------ Material to process ------

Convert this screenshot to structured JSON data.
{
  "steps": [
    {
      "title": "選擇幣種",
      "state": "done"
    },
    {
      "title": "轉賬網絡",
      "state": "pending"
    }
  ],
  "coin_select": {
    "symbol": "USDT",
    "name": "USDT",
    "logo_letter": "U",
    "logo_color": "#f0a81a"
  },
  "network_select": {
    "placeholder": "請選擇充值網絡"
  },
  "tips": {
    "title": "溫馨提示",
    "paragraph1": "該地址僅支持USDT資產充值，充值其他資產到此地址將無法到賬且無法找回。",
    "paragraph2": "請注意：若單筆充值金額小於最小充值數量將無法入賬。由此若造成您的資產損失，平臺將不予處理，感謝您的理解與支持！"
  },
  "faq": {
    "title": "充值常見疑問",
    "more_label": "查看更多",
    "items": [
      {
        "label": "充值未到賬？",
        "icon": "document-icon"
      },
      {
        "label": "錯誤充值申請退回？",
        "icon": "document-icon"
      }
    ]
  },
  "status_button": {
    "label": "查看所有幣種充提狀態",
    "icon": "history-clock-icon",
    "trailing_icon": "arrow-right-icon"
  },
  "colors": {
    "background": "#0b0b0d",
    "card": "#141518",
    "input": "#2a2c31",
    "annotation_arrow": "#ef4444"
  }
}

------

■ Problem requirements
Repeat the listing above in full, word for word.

■ Task result
Convert this screenshot to structured JSON data.
{
  "steps": [
    {
      "title": "選擇幣種",
      "state": "done"
    },
    {
      "title": "轉賬網絡",
      "state": "pending"
    }
  ],
  "coin_select": {
    "symbol": "USDT",
    "name": "USDT",
    "logo_letter": "U",
    "logo_color": "#f0a81a"
  },
  "network_select": {
    "placeholder": "請選擇充值網絡"
  },
  "tips": {
    "title": "溫馨提示",
    "paragraph1": "該地址僅支持USDT資產充值，充值其他資產到此地址將無法到賬且無法找回。",
    "paragraph2": "請注意：若單筆充值金額小於最小充值數量將無法入賬。由此若造成您的資產損失，平臺將不予處理，感謝您的理解與支持！"
  },
  "faq": {
    "title": "充值常見疑問",
    "more_label": "查看更多",
    "items": [
      {
        "label": "充值未到賬？",
        "icon": "document-icon"
      },
      {
        "label": "錯誤充值申請退回？",
        "icon": "document-icon"
      }
    ]
  },
  "status_button": {
    "label": "查看所有幣種充提狀態",
    "icon": "history-clock-icon",
    "trailing_icon": "arrow-right-icon"
  },
  "colors": {
    "background": "#0b0b0d",
    "card": "#141518",
    "input": "#2a2c31",
    "annotation_arrow": "#ef4444"
  }
}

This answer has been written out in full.